▽

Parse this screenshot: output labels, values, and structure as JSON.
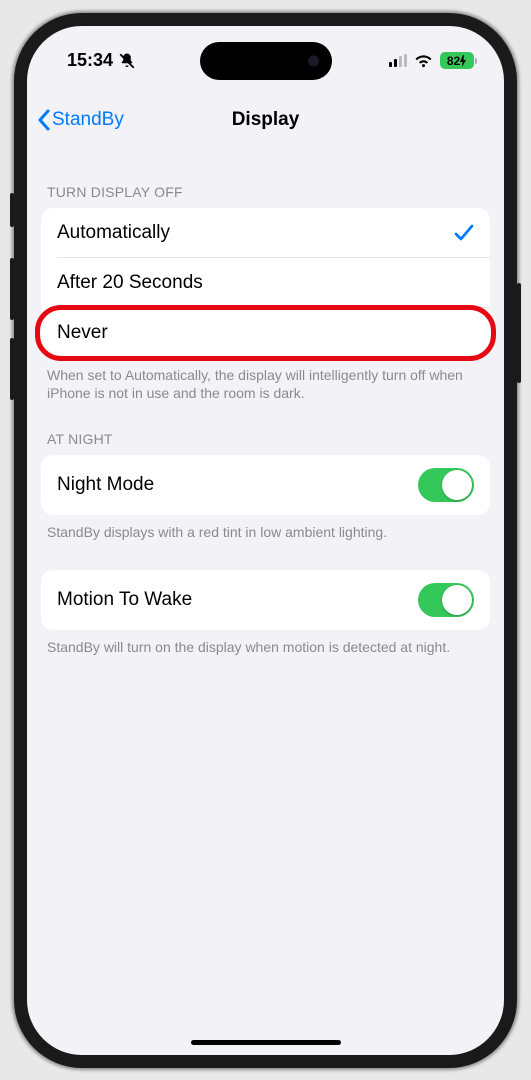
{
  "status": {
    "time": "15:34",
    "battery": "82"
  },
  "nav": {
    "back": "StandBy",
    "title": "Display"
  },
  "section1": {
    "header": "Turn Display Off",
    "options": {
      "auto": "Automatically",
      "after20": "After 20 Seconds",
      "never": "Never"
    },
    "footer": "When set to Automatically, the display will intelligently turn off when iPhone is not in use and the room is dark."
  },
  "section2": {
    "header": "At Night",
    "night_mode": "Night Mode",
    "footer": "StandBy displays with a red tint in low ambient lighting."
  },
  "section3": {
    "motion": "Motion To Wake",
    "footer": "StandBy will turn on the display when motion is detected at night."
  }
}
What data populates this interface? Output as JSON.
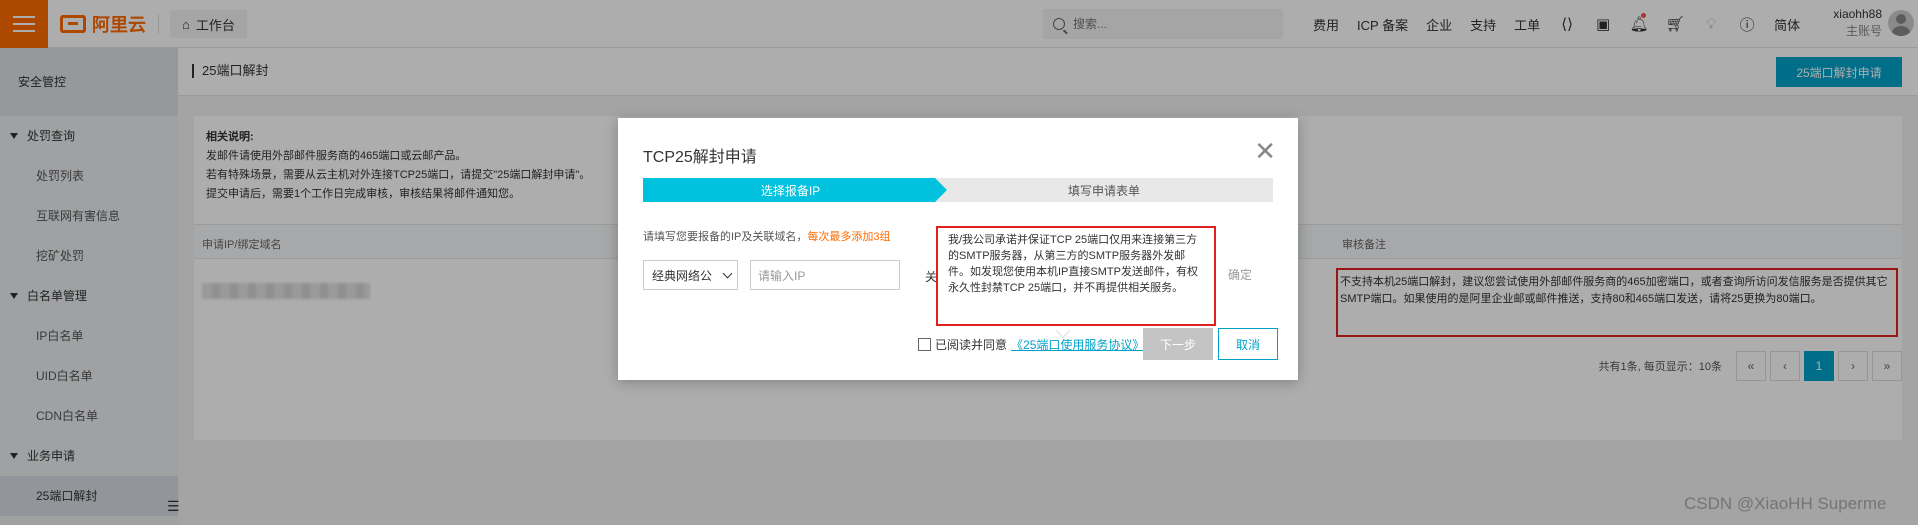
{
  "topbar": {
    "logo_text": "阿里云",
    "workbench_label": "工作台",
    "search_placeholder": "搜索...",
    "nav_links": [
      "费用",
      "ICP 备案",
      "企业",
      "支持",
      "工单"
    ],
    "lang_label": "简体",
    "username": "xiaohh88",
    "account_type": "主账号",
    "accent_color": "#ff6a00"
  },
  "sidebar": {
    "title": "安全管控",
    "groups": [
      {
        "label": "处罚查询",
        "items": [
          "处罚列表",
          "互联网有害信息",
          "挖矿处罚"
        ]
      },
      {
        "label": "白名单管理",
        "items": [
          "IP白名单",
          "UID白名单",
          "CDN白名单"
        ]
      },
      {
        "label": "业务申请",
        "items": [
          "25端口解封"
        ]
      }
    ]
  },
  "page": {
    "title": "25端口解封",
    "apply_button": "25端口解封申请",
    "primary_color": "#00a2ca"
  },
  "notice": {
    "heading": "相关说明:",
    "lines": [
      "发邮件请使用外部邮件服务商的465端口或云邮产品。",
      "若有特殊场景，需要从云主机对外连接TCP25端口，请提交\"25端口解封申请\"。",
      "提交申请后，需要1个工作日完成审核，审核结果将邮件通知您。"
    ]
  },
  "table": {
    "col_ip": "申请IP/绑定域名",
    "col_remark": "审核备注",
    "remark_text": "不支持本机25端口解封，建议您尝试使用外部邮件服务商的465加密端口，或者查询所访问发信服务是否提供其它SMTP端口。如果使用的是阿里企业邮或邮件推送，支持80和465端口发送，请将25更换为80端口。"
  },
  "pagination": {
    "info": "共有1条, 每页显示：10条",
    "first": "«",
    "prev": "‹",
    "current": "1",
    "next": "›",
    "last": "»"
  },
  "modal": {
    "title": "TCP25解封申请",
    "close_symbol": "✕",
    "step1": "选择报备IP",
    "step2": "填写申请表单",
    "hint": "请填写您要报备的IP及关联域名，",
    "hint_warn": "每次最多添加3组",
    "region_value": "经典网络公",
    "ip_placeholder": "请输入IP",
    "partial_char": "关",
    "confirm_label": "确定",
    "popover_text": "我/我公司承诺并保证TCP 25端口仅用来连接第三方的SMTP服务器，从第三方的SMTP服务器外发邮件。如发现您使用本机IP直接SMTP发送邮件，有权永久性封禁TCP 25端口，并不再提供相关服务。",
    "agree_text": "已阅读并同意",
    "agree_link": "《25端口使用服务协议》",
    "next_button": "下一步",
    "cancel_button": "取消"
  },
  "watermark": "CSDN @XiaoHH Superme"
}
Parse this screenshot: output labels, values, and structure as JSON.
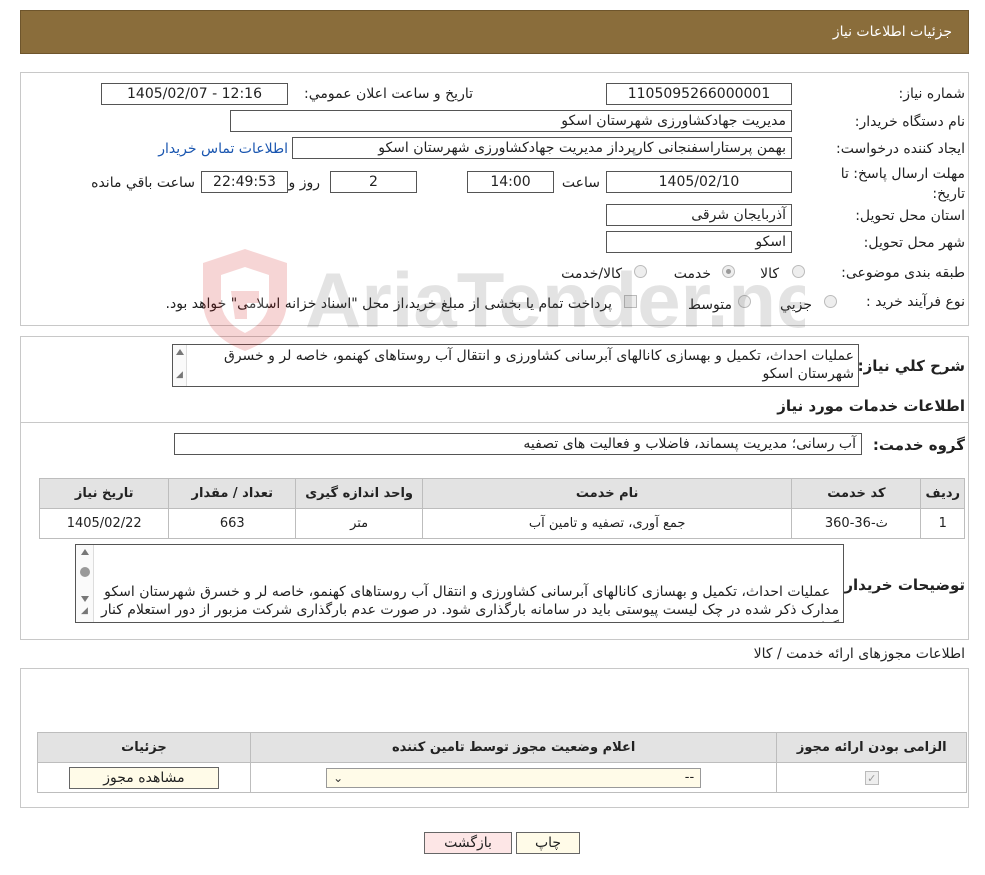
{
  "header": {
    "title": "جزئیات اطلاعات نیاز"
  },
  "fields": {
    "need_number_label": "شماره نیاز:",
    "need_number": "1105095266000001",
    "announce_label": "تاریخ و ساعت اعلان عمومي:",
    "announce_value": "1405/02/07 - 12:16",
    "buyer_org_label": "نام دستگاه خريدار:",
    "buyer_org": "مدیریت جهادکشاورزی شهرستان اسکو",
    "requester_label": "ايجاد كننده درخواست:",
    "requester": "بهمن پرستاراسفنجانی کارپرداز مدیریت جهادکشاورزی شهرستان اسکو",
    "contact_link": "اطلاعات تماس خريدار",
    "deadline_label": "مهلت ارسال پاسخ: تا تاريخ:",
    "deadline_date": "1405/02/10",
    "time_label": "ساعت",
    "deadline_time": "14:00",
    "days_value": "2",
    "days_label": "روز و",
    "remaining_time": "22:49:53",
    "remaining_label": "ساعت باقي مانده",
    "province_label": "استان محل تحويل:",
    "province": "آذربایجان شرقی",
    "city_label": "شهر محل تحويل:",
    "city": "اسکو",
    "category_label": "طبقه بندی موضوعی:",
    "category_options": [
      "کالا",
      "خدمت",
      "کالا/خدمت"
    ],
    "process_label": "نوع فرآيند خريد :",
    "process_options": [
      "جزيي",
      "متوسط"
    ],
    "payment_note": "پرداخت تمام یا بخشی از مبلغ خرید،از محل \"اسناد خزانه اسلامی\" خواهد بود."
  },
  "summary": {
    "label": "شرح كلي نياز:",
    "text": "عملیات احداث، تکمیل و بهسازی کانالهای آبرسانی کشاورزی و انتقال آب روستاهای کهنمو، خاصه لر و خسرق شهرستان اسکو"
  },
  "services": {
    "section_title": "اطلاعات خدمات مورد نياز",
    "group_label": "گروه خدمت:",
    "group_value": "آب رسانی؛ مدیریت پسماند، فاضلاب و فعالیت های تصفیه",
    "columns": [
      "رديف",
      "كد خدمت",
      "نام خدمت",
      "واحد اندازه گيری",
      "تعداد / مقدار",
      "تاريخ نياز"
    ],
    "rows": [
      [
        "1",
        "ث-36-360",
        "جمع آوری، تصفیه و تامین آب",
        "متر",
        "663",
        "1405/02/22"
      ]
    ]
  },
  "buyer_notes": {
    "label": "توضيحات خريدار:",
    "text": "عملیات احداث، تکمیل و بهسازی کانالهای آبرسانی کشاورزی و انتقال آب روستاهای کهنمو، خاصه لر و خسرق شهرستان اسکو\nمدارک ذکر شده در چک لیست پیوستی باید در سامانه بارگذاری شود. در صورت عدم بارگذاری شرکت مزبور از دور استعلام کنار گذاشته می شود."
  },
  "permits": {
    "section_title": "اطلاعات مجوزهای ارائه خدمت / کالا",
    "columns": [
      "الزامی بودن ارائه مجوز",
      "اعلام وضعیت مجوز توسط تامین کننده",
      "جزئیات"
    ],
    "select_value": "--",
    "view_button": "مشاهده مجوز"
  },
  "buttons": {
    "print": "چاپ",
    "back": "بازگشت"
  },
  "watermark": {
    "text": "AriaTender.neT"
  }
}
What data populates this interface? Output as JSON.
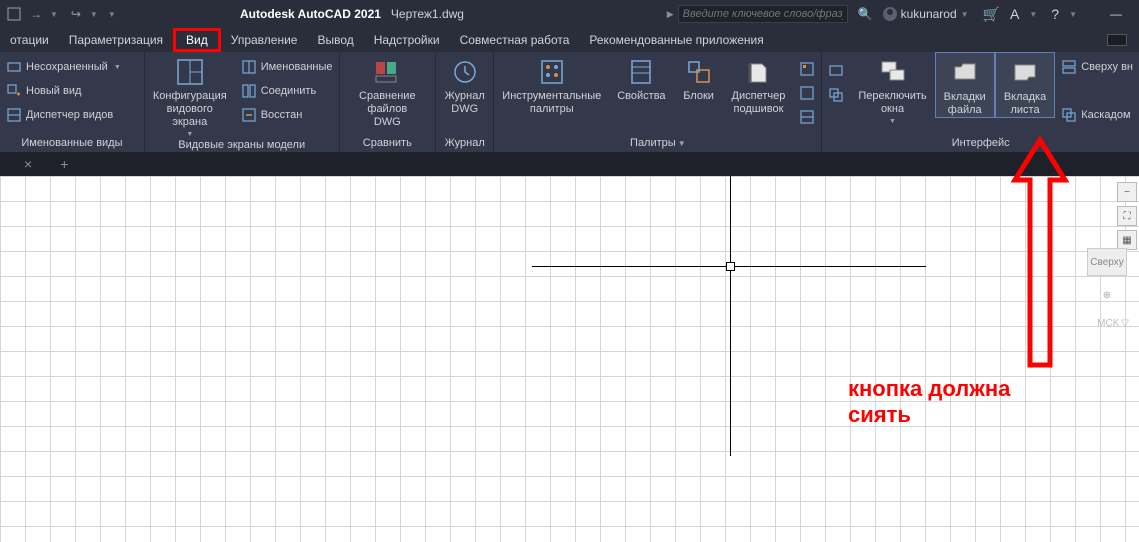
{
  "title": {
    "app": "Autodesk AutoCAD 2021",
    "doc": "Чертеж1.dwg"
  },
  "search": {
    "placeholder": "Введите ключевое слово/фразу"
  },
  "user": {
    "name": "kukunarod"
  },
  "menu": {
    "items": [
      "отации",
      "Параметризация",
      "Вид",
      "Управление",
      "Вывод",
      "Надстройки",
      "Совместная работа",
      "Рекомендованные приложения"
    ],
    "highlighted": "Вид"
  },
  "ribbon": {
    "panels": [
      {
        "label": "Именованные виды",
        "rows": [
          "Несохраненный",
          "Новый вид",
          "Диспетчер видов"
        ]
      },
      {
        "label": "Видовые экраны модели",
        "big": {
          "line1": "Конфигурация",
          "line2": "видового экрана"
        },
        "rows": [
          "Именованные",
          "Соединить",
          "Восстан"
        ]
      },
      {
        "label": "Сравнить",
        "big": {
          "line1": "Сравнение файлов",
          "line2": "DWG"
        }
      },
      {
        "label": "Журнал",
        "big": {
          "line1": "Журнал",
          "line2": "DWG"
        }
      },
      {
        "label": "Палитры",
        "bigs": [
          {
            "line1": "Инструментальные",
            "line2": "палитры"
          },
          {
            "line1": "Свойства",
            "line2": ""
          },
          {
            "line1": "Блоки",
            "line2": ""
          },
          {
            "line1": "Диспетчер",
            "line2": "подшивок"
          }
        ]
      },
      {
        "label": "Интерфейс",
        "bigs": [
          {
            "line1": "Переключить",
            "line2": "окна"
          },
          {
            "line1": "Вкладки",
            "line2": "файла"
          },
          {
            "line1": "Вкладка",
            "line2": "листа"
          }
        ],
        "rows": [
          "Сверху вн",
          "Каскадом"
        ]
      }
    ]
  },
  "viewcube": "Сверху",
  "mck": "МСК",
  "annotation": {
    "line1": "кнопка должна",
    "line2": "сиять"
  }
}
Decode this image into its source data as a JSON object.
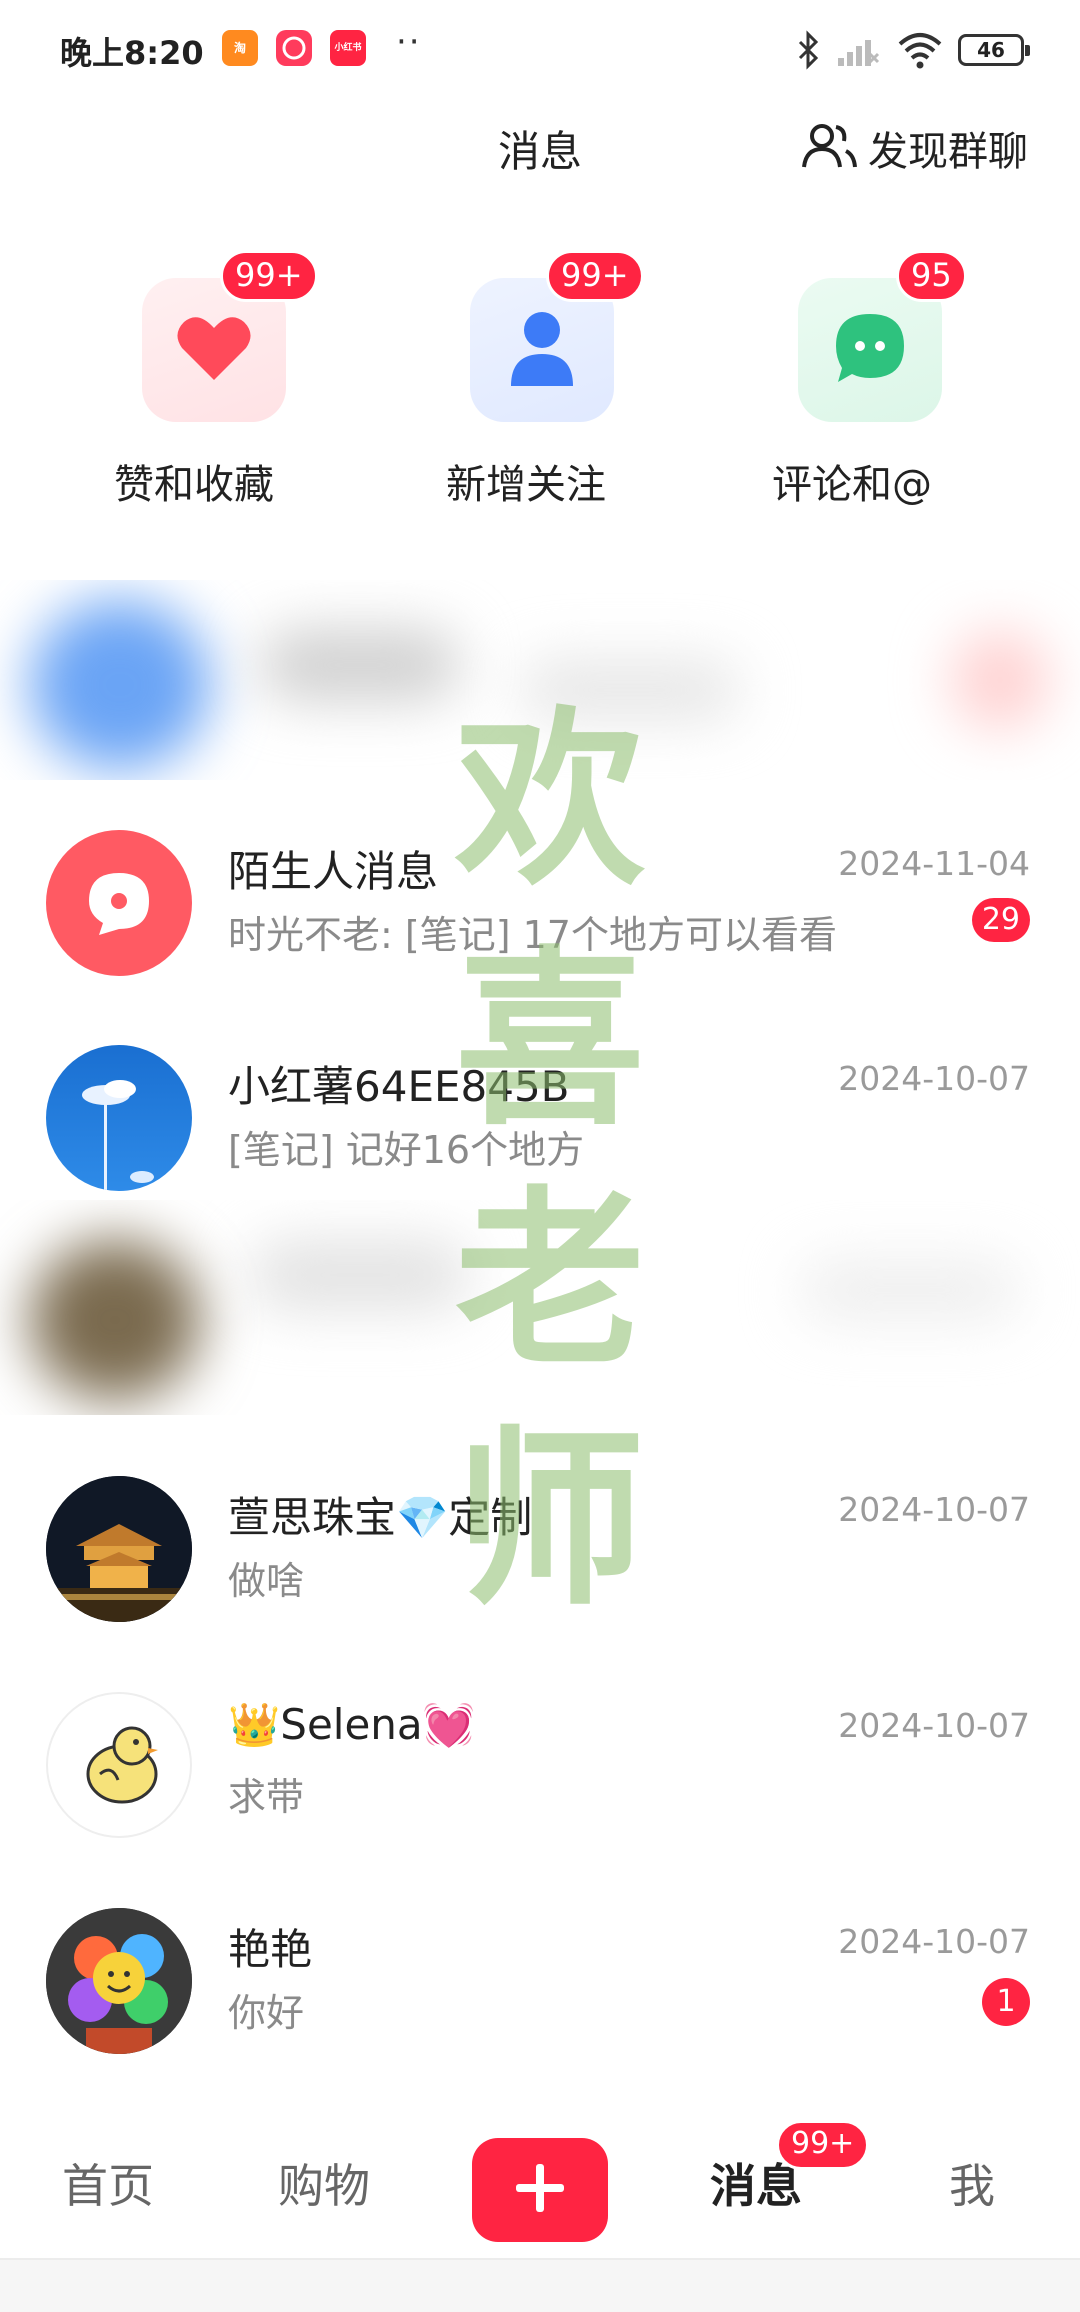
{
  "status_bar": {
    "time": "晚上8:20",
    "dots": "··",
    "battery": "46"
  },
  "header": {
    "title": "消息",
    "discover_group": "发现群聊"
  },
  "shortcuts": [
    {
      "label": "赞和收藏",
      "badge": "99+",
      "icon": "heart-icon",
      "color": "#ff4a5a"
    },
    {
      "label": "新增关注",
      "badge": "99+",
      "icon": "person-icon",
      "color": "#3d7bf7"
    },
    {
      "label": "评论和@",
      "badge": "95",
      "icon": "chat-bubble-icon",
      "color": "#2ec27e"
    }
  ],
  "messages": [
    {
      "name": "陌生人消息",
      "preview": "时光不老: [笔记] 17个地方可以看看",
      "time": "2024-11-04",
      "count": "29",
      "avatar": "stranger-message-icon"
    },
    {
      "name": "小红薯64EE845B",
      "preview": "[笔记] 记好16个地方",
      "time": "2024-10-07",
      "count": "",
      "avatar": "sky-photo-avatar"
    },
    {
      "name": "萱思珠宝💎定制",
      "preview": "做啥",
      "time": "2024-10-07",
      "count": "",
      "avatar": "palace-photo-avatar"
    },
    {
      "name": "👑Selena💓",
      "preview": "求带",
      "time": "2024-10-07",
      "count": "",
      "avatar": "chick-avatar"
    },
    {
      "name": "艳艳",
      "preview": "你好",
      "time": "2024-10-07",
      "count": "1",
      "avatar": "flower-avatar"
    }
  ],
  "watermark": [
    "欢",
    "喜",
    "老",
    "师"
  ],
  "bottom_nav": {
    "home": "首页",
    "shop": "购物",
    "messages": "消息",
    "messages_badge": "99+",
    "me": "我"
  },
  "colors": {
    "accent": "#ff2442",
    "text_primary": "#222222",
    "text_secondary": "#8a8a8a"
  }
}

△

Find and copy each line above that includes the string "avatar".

### Reply to the task
      "avatar": "stranger-message-icon"
      "avatar": "sky-photo-avatar"
      "avatar": "palace-photo-avatar"
      "avatar": "chick-avatar"
      "avatar": "flower-avatar"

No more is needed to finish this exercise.